A long lance 38mm ID mounted vertically into a pool the last 300mm of the lance is bent 45 deg, so the end of the lance is 305mm above the pool floor.
It is supplied by a submersible pump that is 1m below the pool surface and provides 3.5m/s and 4.25 l/s
I'm trying to figure out how far the water jet will travel in the water, before losing all its momentum
i.e. How far would the water disperse the larger mass of the pool.
The lances function is to disturb and plume a silt like layer of material that is approx 80% dead plant algii
Pond 95 by 35 m by 5m deep
What would the result of doubling the flow to say 9 l/s?
Would fitting a nozzle or several small nozzles to the lance head improve the dispersal rate?

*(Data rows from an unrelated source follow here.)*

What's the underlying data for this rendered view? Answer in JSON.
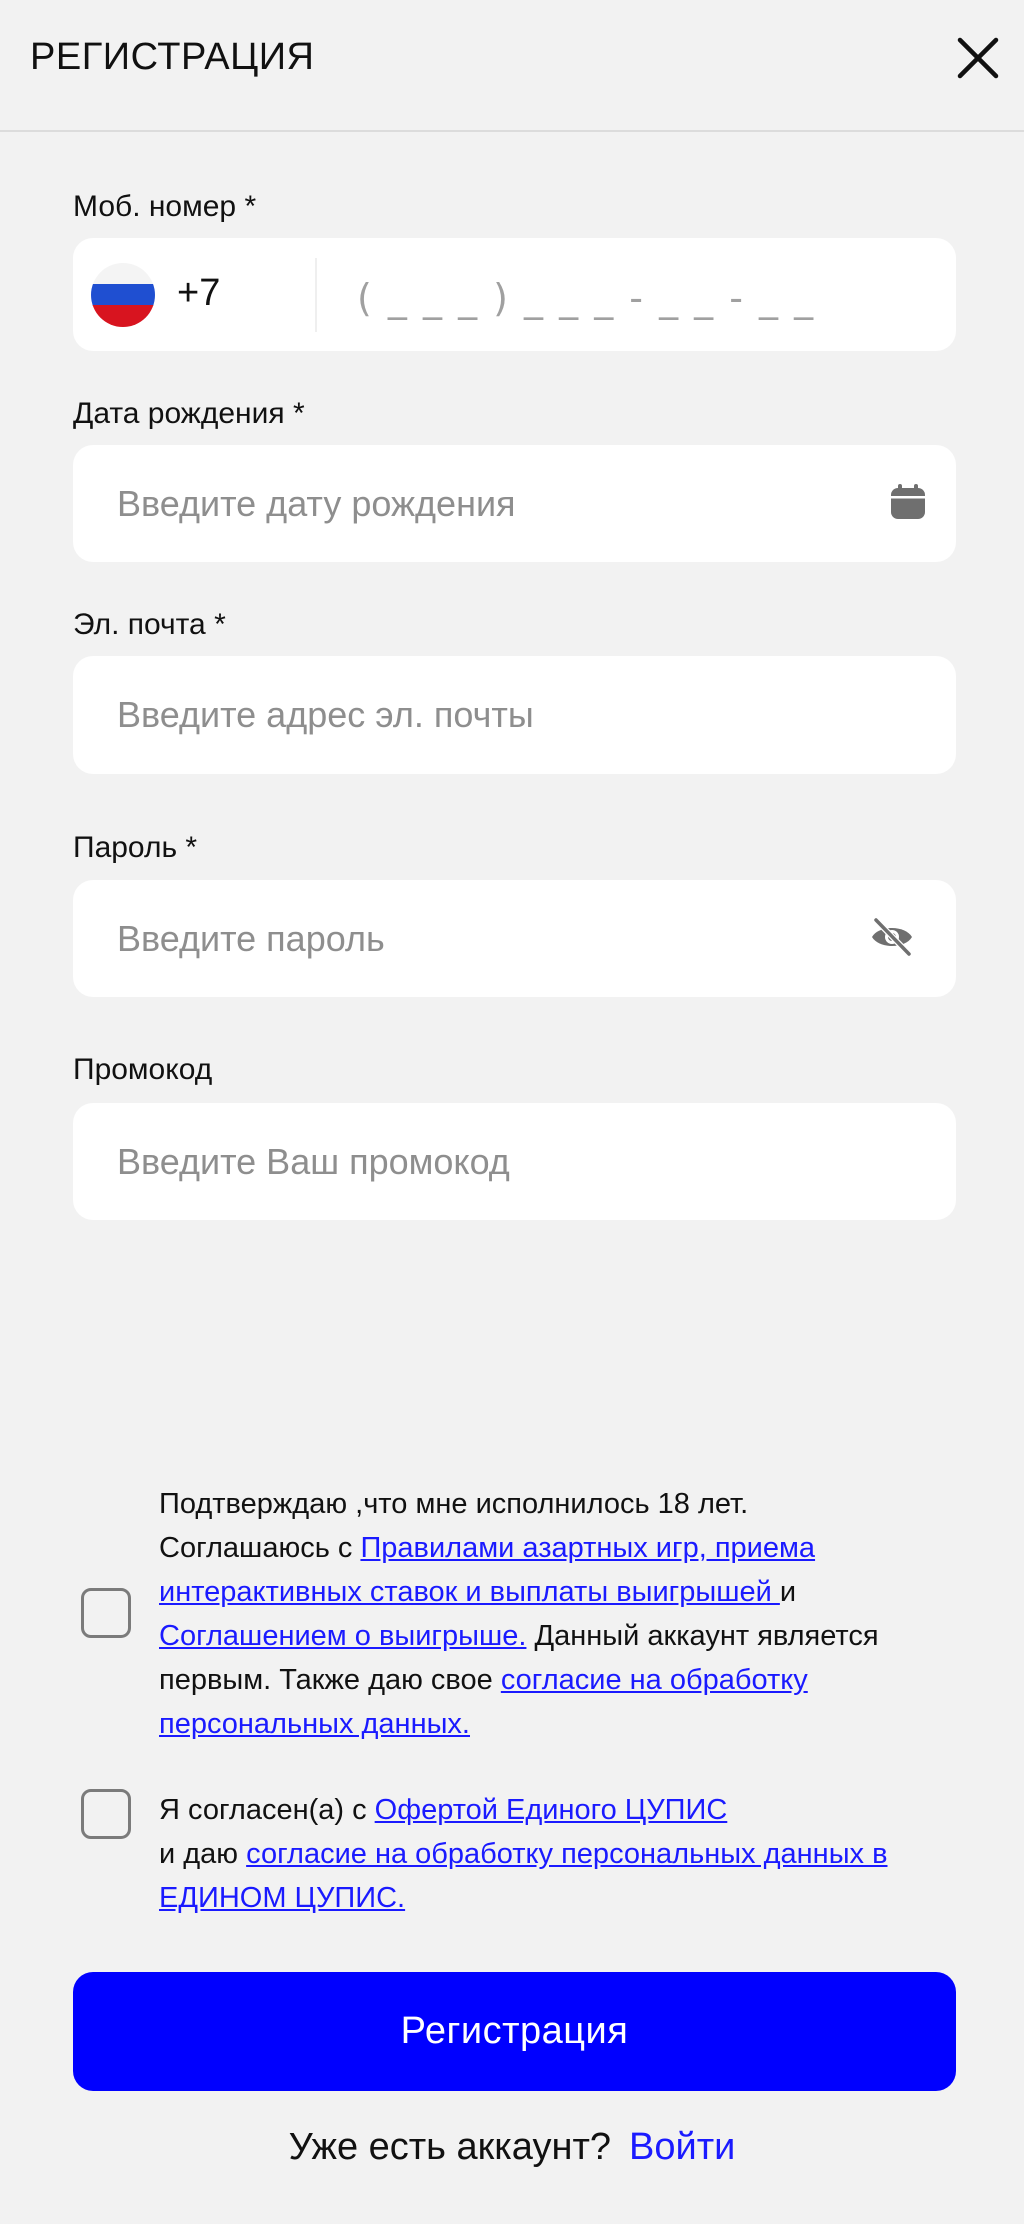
{
  "header": {
    "title": "РЕГИСТРАЦИЯ",
    "close_icon": "close-icon"
  },
  "form": {
    "phone": {
      "label": "Моб. номер *",
      "country_flag": "russia-flag-icon",
      "country_code": "+7",
      "mask": "( _ _ _ ) _ _ _ - _ _ - _ _",
      "value": ""
    },
    "birthdate": {
      "label": "Дата рождения *",
      "placeholder": "Введите дату рождения",
      "icon": "calendar-icon"
    },
    "email": {
      "label": "Эл. почта *",
      "placeholder": "Введите адрес эл. почты"
    },
    "password": {
      "label": "Пароль *",
      "placeholder": "Введите пароль",
      "icon": "eye-off-icon"
    },
    "promo": {
      "label": "Промокод",
      "placeholder": "Введите Ваш промокод"
    }
  },
  "agreements": {
    "age": {
      "checked": false,
      "line1": "Подтверждаю ,что мне исполнилось 18 лет.",
      "text2": "Соглашаюсь с ",
      "link1": "Правилами азартных игр, приема интерактивных ставок и выплаты выигрышей ",
      "text3": "и ",
      "link2": "Соглашением о выигрыше.",
      "text4": " Данный аккаунт является первым. Также даю свое ",
      "link3": "согласие на обработку персональных данных."
    },
    "cupis": {
      "checked": false,
      "text1": "Я согласен(а) с ",
      "link1": "Офертой Единого ЦУПИС",
      "text2": "и даю ",
      "link2": "согласие на обработку персональных данных в ЕДИНОМ ЦУПИС."
    }
  },
  "submit_label": "Регистрация",
  "footer": {
    "question": "Уже есть аккаунт?",
    "login_label": "Войти"
  },
  "colors": {
    "background": "#f2f2f2",
    "field": "#ffffff",
    "primary": "#0000ff",
    "link": "#1a1aff"
  }
}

Any other optioneering thoughts would be most welcome? Would an educator be a better method for example?
Also if you could explain your workings as much as possible.
Here (below) are the governing equations, from which you will be able to re-arrange the variables (by simple algebra) and solve for items that you are interested in changing or evaluating.

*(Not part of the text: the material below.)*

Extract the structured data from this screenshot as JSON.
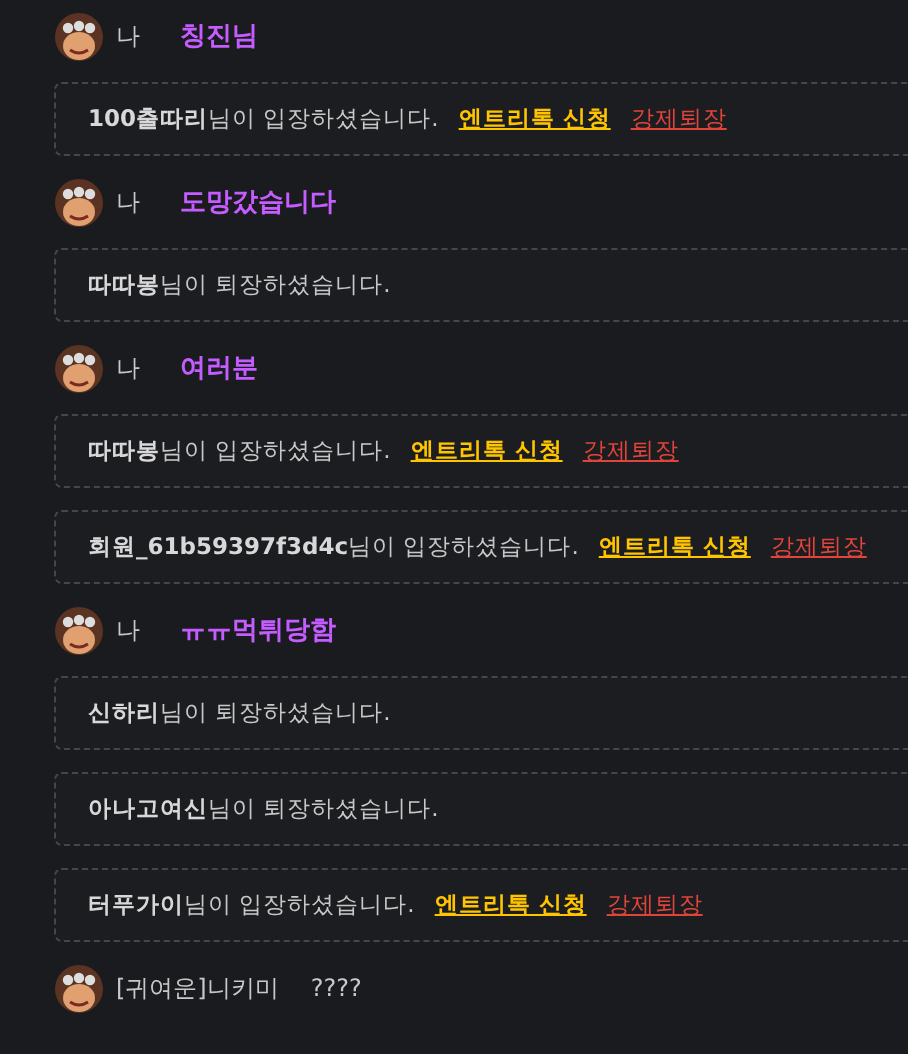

Please carefully consider that your plume of silt/algii is the primary body that is "reacting" the momentum of the volume of fluid that exits the lance. Therefore, by "F=m*a", this is a transient problem. In other words, the increment of time over which these two different fluid volumes interact is an important component for your understanding.
So, you will want to treat your plume as stationary, and your lance fluid volume as being in flux.

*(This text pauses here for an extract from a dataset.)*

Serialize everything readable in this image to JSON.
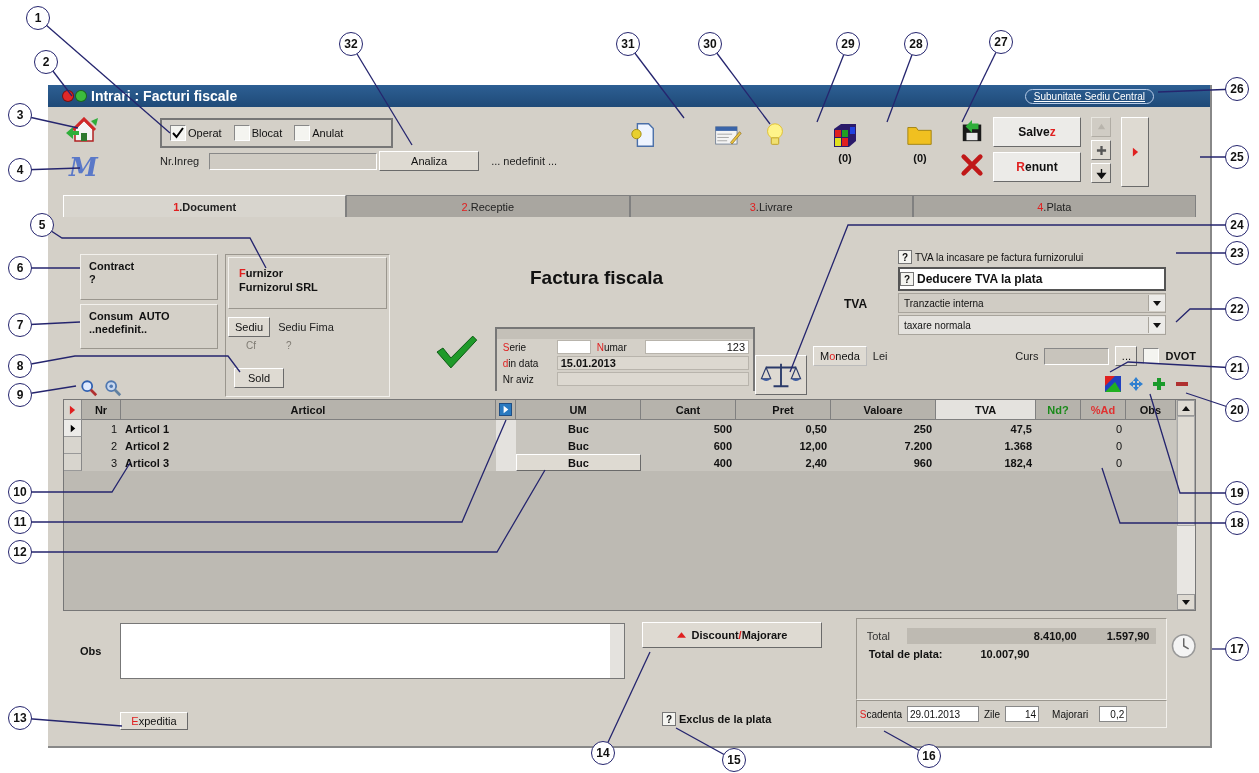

And, you will need to take some educated guesses about the effective mass properties of your plume at the depth/elevation of the outlet of the lance.
Conservation of Momentum:
sum of all external forces acting on the control volume of fluid, which is exiting your lance,
F_ext = m * a
m = mass of the fluid volume
a = acceleration of the fluid volume
F_ext = m * (d/dt * v)
v = velocity of fluid volume
m = (rho)*(dVol)
rho = fluid density
rho = (gamma)/(g_n) ...
This solution explores the fluid mechanics of interactive flowing and stationary fluid volumes. It also provides the governing equations for applying Newton's Second Law of Motion to the fluid mechanics in step-by-step calculations using Bernoulli's equation.